→ PROVIDED RECORDS
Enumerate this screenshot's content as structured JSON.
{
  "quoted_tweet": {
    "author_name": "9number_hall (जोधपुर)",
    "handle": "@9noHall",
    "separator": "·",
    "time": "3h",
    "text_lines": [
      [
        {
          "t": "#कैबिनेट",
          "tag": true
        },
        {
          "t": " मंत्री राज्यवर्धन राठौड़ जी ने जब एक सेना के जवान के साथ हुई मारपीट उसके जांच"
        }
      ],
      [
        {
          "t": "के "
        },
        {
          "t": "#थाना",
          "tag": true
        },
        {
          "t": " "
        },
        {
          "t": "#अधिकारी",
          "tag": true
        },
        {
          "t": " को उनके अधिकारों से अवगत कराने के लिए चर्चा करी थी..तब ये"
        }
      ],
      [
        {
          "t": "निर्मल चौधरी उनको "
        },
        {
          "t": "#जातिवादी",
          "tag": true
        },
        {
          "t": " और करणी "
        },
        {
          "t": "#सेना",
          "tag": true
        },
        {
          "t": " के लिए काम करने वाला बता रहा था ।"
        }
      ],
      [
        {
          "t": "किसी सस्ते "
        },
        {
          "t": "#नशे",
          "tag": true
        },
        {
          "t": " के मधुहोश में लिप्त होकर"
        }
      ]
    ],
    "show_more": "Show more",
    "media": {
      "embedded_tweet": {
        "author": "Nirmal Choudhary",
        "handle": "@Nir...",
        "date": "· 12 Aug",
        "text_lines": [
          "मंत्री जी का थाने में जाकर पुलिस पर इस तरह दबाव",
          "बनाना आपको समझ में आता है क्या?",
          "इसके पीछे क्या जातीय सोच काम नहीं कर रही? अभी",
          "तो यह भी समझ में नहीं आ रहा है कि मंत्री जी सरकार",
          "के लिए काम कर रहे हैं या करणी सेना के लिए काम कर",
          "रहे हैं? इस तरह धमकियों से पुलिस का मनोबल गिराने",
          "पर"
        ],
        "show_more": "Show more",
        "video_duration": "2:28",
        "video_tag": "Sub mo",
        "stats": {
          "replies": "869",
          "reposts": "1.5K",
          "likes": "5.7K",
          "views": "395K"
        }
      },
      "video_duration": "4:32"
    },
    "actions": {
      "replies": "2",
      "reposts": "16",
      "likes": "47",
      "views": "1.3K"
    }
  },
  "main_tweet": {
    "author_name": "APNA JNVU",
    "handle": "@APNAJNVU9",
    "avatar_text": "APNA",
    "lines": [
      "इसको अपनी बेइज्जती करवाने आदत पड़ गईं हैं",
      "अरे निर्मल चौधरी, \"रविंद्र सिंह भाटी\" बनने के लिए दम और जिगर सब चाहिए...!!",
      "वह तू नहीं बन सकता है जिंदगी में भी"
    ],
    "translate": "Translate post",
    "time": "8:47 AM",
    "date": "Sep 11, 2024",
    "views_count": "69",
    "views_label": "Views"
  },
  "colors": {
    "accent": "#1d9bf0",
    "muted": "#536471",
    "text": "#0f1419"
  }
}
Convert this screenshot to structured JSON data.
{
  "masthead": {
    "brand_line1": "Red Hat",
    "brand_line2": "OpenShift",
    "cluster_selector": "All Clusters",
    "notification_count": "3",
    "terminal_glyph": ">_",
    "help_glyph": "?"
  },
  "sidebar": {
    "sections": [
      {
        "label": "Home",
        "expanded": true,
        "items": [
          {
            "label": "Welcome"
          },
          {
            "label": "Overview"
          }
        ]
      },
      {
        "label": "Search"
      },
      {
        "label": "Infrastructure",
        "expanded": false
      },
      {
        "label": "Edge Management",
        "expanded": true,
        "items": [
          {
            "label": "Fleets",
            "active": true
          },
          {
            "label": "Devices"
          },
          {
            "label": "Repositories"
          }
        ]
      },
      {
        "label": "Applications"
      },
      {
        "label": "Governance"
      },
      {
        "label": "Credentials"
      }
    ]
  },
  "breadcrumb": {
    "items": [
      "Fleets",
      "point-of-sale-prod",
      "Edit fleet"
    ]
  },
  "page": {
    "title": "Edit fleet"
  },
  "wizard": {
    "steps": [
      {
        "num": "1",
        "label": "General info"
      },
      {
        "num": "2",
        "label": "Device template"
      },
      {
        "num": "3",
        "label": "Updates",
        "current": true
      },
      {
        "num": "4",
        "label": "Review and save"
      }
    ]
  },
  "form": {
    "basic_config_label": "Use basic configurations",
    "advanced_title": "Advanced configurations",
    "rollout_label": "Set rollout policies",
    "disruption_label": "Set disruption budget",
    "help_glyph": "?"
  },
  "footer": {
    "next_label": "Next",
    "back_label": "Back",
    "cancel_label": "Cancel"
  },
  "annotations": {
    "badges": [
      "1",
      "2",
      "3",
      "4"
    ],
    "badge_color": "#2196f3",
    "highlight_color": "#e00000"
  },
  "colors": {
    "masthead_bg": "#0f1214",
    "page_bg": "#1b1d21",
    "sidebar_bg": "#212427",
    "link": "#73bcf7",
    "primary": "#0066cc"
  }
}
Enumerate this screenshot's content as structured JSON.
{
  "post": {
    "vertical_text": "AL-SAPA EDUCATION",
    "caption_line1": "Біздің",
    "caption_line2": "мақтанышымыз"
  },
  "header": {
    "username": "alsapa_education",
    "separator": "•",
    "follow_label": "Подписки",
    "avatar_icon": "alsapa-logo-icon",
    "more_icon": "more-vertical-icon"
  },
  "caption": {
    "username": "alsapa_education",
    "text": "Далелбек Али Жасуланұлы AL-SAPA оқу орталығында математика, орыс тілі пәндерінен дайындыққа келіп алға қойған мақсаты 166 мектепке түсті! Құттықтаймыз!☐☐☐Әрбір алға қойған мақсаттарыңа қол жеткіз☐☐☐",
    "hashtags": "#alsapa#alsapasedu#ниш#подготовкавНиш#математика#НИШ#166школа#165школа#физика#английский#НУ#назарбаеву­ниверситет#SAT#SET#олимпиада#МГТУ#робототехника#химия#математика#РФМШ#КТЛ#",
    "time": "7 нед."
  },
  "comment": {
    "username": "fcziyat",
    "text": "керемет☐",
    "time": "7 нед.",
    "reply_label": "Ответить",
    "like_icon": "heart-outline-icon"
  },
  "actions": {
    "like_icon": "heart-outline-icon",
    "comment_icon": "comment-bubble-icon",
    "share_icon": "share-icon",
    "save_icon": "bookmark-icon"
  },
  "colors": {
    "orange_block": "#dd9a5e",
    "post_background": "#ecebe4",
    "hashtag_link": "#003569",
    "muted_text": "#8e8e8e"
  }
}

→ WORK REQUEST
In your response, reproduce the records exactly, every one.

→ FINISHED TASK
Enumerate this screenshot's content as structured JSON.
{
  "quoted_tweet": {
    "author_name": "9number_hall (जोधपुर)",
    "handle": "@9noHall",
    "separator": "·",
    "time": "3h",
    "text_lines": [
      [
        {
          "t": "#कैबिनेट",
          "tag": true
        },
        {
          "t": " मंत्री राज्यवर्धन राठौड़ जी ने जब एक सेना के जवान के साथ हुई मारपीट उसके जांच"
        }
      ],
      [
        {
          "t": "के "
        },
        {
          "t": "#थाना",
          "tag": true
        },
        {
          "t": " "
        },
        {
          "t": "#अधिकारी",
          "tag": true
        },
        {
          "t": " को उनके अधिकारों से अवगत कराने के लिए चर्चा करी थी..तब ये"
        }
      ],
      [
        {
          "t": "निर्मल चौधरी उनको "
        },
        {
          "t": "#जातिवादी",
          "tag": true
        },
        {
          "t": " और करणी "
        },
        {
          "t": "#सेना",
          "tag": true
        },
        {
          "t": " के लिए काम करने वाला बता रहा था ।"
        }
      ],
      [
        {
          "t": "किसी सस्ते "
        },
        {
          "t": "#नशे",
          "tag": true
        },
        {
          "t": " के मधुहोश में लिप्त होकर"
        }
      ]
    ],
    "show_more": "Show more",
    "media": {
      "embedded_tweet": {
        "author": "Nirmal Choudhary",
        "handle": "@Nir...",
        "date": "· 12 Aug",
        "text_lines": [
          "मंत्री जी का थाने में जाकर पुलिस पर इस तरह दबाव",
          "बनाना आपको समझ में आता है क्या?",
          "इसके पीछे क्या जातीय सोच काम नहीं कर रही? अभी",
          "तो यह भी समझ में नहीं आ रहा है कि मंत्री जी सरकार",
          "के लिए काम कर रहे हैं या करणी सेना के लिए काम कर",
          "रहे हैं? इस तरह धमकियों से पुलिस का मनोबल गिराने",
          "पर"
        ],
        "show_more": "Show more",
        "video_duration": "2:28",
        "video_tag": "Sub mo",
        "stats": {
          "replies": "869",
          "reposts": "1.5K",
          "likes": "5.7K",
          "views": "395K"
        }
      },
      "video_duration": "4:32"
    },
    "actions": {
      "replies": "2",
      "reposts": "16",
      "likes": "47",
      "views": "1.3K"
    }
  },
  "main_tweet": {
    "author_name": "APNA JNVU",
    "handle": "@APNAJNVU9",
    "avatar_text": "APNA",
    "lines": [
      "इसको अपनी बेइज्जती करवाने आदत पड़ गईं हैं",
      "अरे निर्मल चौधरी, \"रविंद्र सिंह भाटी\" बनने के लिए दम और जिगर सब चाहिए...!!",
      "वह तू नहीं बन सकता है जिंदगी में भी"
    ],
    "translate": "Translate post",
    "time": "8:47 AM",
    "date": "Sep 11, 2024",
    "views_count": "69",
    "views_label": "Views"
  },
  "colors": {
    "accent": "#1d9bf0",
    "muted": "#536471",
    "text": "#0f1419"
  }
}
Convert this screenshot to structured JSON data.
{
  "masthead": {
    "brand_line1": "Red Hat",
    "brand_line2": "OpenShift",
    "cluster_selector": "All Clusters",
    "notification_count": "3",
    "terminal_glyph": ">_",
    "help_glyph": "?"
  },
  "sidebar": {
    "sections": [
      {
        "label": "Home",
        "expanded": true,
        "items": [
          {
            "label": "Welcome"
          },
          {
            "label": "Overview"
          }
        ]
      },
      {
        "label": "Search"
      },
      {
        "label": "Infrastructure",
        "expanded": false
      },
      {
        "label": "Edge Management",
        "expanded": true,
        "items": [
          {
            "label": "Fleets",
            "active": true
          },
          {
            "label": "Devices"
          },
          {
            "label": "Repositories"
          }
        ]
      },
      {
        "label": "Applications"
      },
      {
        "label": "Governance"
      },
      {
        "label": "Credentials"
      }
    ]
  },
  "breadcrumb": {
    "items": [
      "Fleets",
      "point-of-sale-prod",
      "Edit fleet"
    ]
  },
  "page": {
    "title": "Edit fleet"
  },
  "wizard": {
    "steps": [
      {
        "num": "1",
        "label": "General info"
      },
      {
        "num": "2",
        "label": "Device template"
      },
      {
        "num": "3",
        "label": "Updates",
        "current": true
      },
      {
        "num": "4",
        "label": "Review and save"
      }
    ]
  },
  "form": {
    "basic_config_label": "Use basic configurations",
    "advanced_title": "Advanced configurations",
    "rollout_label": "Set rollout policies",
    "disruption_label": "Set disruption budget",
    "help_glyph": "?"
  },
  "footer": {
    "next_label": "Next",
    "back_label": "Back",
    "cancel_label": "Cancel"
  },
  "annotations": {
    "badges": [
      "1",
      "2",
      "3",
      "4"
    ],
    "badge_color": "#2196f3",
    "highlight_color": "#e00000"
  },
  "colors": {
    "masthead_bg": "#0f1214",
    "page_bg": "#1b1d21",
    "sidebar_bg": "#212427",
    "link": "#73bcf7",
    "primary": "#0066cc"
  }
}
Enumerate this screenshot's content as structured JSON.
{
  "post": {
    "vertical_text": "AL-SAPA EDUCATION",
    "caption_line1": "Біздің",
    "caption_line2": "мақтанышымыз"
  },
  "header": {
    "username": "alsapa_education",
    "separator": "•",
    "follow_label": "Подписки",
    "avatar_icon": "alsapa-logo-icon",
    "more_icon": "more-vertical-icon"
  },
  "caption": {
    "username": "alsapa_education",
    "text": "Далелбек Али Жасуланұлы AL-SAPA оқу орталығында математика, орыс тілі пәндерінен дайындыққа келіп алға қойған мақсаты 166 мектепке түсті! Құттықтаймыз!☐☐☐Әрбір алға қойған мақсаттарыңа қол жеткіз☐☐☐",
    "hashtags": "#alsapa#alsapasedu#ниш#подготовкавНиш#математика#НИШ#166школа#165школа#физика#английский#НУ#назарбаеву­ниверситет#SAT#SET#олимпиада#МГТУ#робототехника#химия#математика#РФМШ#КТЛ#",
    "time": "7 нед."
  },
  "comment": {
    "username": "fcziyat",
    "text": "керемет☐",
    "time": "7 нед.",
    "reply_label": "Ответить",
    "like_icon": "heart-outline-icon"
  },
  "actions": {
    "like_icon": "heart-outline-icon",
    "comment_icon": "comment-bubble-icon",
    "share_icon": "share-icon",
    "save_icon": "bookmark-icon"
  },
  "colors": {
    "orange_block": "#dd9a5e",
    "post_background": "#ecebe4",
    "hashtag_link": "#003569",
    "muted_text": "#8e8e8e"
  }
}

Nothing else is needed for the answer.